Work order
Would you please return all of the entries below exactly as shown?

Dataset rows for apps and sites:
------

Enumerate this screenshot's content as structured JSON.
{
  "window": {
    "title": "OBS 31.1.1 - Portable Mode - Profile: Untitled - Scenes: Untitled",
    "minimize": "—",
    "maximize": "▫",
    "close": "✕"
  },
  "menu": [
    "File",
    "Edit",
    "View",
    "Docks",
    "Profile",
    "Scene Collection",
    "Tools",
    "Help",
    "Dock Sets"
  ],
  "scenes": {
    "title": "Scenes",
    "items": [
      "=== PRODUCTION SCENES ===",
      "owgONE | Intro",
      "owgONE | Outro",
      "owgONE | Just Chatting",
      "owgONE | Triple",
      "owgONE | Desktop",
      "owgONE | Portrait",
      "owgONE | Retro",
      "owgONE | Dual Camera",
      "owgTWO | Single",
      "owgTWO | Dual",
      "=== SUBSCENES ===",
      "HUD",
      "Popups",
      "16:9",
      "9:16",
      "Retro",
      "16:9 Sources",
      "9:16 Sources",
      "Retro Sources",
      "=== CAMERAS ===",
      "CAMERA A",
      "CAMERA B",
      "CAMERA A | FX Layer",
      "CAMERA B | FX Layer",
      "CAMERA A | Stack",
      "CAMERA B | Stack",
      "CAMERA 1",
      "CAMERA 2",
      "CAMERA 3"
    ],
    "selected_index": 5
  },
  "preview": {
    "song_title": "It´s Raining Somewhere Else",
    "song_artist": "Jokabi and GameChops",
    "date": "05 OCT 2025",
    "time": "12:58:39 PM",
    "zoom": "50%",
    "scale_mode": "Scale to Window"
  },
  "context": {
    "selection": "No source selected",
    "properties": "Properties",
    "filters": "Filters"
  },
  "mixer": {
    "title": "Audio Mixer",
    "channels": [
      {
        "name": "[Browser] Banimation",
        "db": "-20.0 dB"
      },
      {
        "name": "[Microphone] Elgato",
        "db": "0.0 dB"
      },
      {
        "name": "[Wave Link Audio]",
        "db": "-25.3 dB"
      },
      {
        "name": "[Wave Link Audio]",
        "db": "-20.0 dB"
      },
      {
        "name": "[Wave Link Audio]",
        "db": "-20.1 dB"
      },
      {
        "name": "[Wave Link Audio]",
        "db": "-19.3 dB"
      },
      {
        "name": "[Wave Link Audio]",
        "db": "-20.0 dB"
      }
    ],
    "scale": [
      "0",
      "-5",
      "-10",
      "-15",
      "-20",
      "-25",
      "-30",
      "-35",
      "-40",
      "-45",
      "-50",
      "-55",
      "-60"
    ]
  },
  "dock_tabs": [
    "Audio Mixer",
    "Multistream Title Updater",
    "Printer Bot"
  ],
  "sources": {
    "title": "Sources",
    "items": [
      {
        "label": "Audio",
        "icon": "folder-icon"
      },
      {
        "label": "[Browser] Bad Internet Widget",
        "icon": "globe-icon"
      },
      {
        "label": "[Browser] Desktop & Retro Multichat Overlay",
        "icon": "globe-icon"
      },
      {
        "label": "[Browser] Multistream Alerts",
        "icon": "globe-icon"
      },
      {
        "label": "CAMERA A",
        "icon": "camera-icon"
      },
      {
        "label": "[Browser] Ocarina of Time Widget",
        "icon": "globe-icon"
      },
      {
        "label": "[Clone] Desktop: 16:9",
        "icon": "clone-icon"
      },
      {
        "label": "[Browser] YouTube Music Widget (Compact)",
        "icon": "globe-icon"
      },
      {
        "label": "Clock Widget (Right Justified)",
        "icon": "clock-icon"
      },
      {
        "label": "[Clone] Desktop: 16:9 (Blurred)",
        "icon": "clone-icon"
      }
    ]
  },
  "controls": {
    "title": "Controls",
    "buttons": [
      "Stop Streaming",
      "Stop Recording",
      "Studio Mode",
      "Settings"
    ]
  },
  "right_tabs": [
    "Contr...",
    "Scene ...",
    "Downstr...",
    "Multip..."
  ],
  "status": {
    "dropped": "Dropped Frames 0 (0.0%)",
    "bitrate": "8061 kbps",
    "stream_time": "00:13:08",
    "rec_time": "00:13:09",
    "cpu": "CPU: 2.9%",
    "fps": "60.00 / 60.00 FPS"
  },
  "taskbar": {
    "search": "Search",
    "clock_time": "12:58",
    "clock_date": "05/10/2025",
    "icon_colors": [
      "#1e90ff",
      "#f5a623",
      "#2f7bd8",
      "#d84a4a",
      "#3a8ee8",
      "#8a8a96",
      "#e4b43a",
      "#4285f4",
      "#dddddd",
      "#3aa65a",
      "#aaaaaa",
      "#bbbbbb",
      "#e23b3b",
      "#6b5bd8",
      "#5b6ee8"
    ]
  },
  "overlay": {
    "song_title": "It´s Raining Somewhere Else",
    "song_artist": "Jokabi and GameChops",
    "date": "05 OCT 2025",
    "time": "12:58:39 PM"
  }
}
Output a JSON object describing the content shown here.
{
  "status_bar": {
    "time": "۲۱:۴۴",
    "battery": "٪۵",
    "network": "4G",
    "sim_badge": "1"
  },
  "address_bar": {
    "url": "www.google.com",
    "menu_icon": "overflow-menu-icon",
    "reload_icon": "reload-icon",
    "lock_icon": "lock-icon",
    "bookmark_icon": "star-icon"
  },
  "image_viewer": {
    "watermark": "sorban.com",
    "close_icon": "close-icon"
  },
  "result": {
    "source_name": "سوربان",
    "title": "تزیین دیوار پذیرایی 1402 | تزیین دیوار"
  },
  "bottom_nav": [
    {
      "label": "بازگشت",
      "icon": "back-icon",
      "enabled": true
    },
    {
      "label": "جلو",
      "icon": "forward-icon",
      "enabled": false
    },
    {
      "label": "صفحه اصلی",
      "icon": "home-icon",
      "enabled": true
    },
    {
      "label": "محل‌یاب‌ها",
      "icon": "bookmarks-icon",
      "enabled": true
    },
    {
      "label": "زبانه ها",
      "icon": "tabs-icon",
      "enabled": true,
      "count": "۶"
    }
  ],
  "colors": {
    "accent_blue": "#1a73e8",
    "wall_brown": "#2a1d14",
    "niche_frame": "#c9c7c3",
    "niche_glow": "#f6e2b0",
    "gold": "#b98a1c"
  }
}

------

Result of the task
Enumerate this screenshot's content as structured JSON.
{
  "window": {
    "title": "OBS 31.1.1 - Portable Mode - Profile: Untitled - Scenes: Untitled",
    "minimize": "—",
    "maximize": "▫",
    "close": "✕"
  },
  "menu": [
    "File",
    "Edit",
    "View",
    "Docks",
    "Profile",
    "Scene Collection",
    "Tools",
    "Help",
    "Dock Sets"
  ],
  "scenes": {
    "title": "Scenes",
    "items": [
      "=== PRODUCTION SCENES ===",
      "owgONE | Intro",
      "owgONE | Outro",
      "owgONE | Just Chatting",
      "owgONE | Triple",
      "owgONE | Desktop",
      "owgONE | Portrait",
      "owgONE | Retro",
      "owgONE | Dual Camera",
      "owgTWO | Single",
      "owgTWO | Dual",
      "=== SUBSCENES ===",
      "HUD",
      "Popups",
      "16:9",
      "9:16",
      "Retro",
      "16:9 Sources",
      "9:16 Sources",
      "Retro Sources",
      "=== CAMERAS ===",
      "CAMERA A",
      "CAMERA B",
      "CAMERA A | FX Layer",
      "CAMERA B | FX Layer",
      "CAMERA A | Stack",
      "CAMERA B | Stack",
      "CAMERA 1",
      "CAMERA 2",
      "CAMERA 3"
    ],
    "selected_index": 5
  },
  "preview": {
    "song_title": "It´s Raining Somewhere Else",
    "song_artist": "Jokabi and GameChops",
    "date": "05 OCT 2025",
    "time": "12:58:39 PM",
    "zoom": "50%",
    "scale_mode": "Scale to Window"
  },
  "context": {
    "selection": "No source selected",
    "properties": "Properties",
    "filters": "Filters"
  },
  "mixer": {
    "title": "Audio Mixer",
    "channels": [
      {
        "name": "[Browser] Banimation",
        "db": "-20.0 dB"
      },
      {
        "name": "[Microphone] Elgato",
        "db": "0.0 dB"
      },
      {
        "name": "[Wave Link Audio]",
        "db": "-25.3 dB"
      },
      {
        "name": "[Wave Link Audio]",
        "db": "-20.0 dB"
      },
      {
        "name": "[Wave Link Audio]",
        "db": "-20.1 dB"
      },
      {
        "name": "[Wave Link Audio]",
        "db": "-19.3 dB"
      },
      {
        "name": "[Wave Link Audio]",
        "db": "-20.0 dB"
      }
    ],
    "scale": [
      "0",
      "-5",
      "-10",
      "-15",
      "-20",
      "-25",
      "-30",
      "-35",
      "-40",
      "-45",
      "-50",
      "-55",
      "-60"
    ]
  },
  "dock_tabs": [
    "Audio Mixer",
    "Multistream Title Updater",
    "Printer Bot"
  ],
  "sources": {
    "title": "Sources",
    "items": [
      {
        "label": "Audio",
        "icon": "folder-icon"
      },
      {
        "label": "[Browser] Bad Internet Widget",
        "icon": "globe-icon"
      },
      {
        "label": "[Browser] Desktop & Retro Multichat Overlay",
        "icon": "globe-icon"
      },
      {
        "label": "[Browser] Multistream Alerts",
        "icon": "globe-icon"
      },
      {
        "label": "CAMERA A",
        "icon": "camera-icon"
      },
      {
        "label": "[Browser] Ocarina of Time Widget",
        "icon": "globe-icon"
      },
      {
        "label": "[Clone] Desktop: 16:9",
        "icon": "clone-icon"
      },
      {
        "label": "[Browser] YouTube Music Widget (Compact)",
        "icon": "globe-icon"
      },
      {
        "label": "Clock Widget (Right Justified)",
        "icon": "clock-icon"
      },
      {
        "label": "[Clone] Desktop: 16:9 (Blurred)",
        "icon": "clone-icon"
      }
    ]
  },
  "controls": {
    "title": "Controls",
    "buttons": [
      "Stop Streaming",
      "Stop Recording",
      "Studio Mode",
      "Settings"
    ]
  },
  "right_tabs": [
    "Contr...",
    "Scene ...",
    "Downstr...",
    "Multip..."
  ],
  "status": {
    "dropped": "Dropped Frames 0 (0.0%)",
    "bitrate": "8061 kbps",
    "stream_time": "00:13:08",
    "rec_time": "00:13:09",
    "cpu": "CPU: 2.9%",
    "fps": "60.00 / 60.00 FPS"
  },
  "taskbar": {
    "search": "Search",
    "clock_time": "12:58",
    "clock_date": "05/10/2025",
    "icon_colors": [
      "#1e90ff",
      "#f5a623",
      "#2f7bd8",
      "#d84a4a",
      "#3a8ee8",
      "#8a8a96",
      "#e4b43a",
      "#4285f4",
      "#dddddd",
      "#3aa65a",
      "#aaaaaa",
      "#bbbbbb",
      "#e23b3b",
      "#6b5bd8",
      "#5b6ee8"
    ]
  },
  "overlay": {
    "song_title": "It´s Raining Somewhere Else",
    "song_artist": "Jokabi and GameChops",
    "date": "05 OCT 2025",
    "time": "12:58:39 PM"
  }
}
Output a JSON object describing the content shown here.
{
  "status_bar": {
    "time": "۲۱:۴۴",
    "battery": "٪۵",
    "network": "4G",
    "sim_badge": "1"
  },
  "address_bar": {
    "url": "www.google.com",
    "menu_icon": "overflow-menu-icon",
    "reload_icon": "reload-icon",
    "lock_icon": "lock-icon",
    "bookmark_icon": "star-icon"
  },
  "image_viewer": {
    "watermark": "sorban.com",
    "close_icon": "close-icon"
  },
  "result": {
    "source_name": "سوربان",
    "title": "تزیین دیوار پذیرایی 1402 | تزیین دیوار"
  },
  "bottom_nav": [
    {
      "label": "بازگشت",
      "icon": "back-icon",
      "enabled": true
    },
    {
      "label": "جلو",
      "icon": "forward-icon",
      "enabled": false
    },
    {
      "label": "صفحه اصلی",
      "icon": "home-icon",
      "enabled": true
    },
    {
      "label": "محل‌یاب‌ها",
      "icon": "bookmarks-icon",
      "enabled": true
    },
    {
      "label": "زبانه ها",
      "icon": "tabs-icon",
      "enabled": true,
      "count": "۶"
    }
  ],
  "colors": {
    "accent_blue": "#1a73e8",
    "wall_brown": "#2a1d14",
    "niche_frame": "#c9c7c3",
    "niche_glow": "#f6e2b0",
    "gold": "#b98a1c"
  }
}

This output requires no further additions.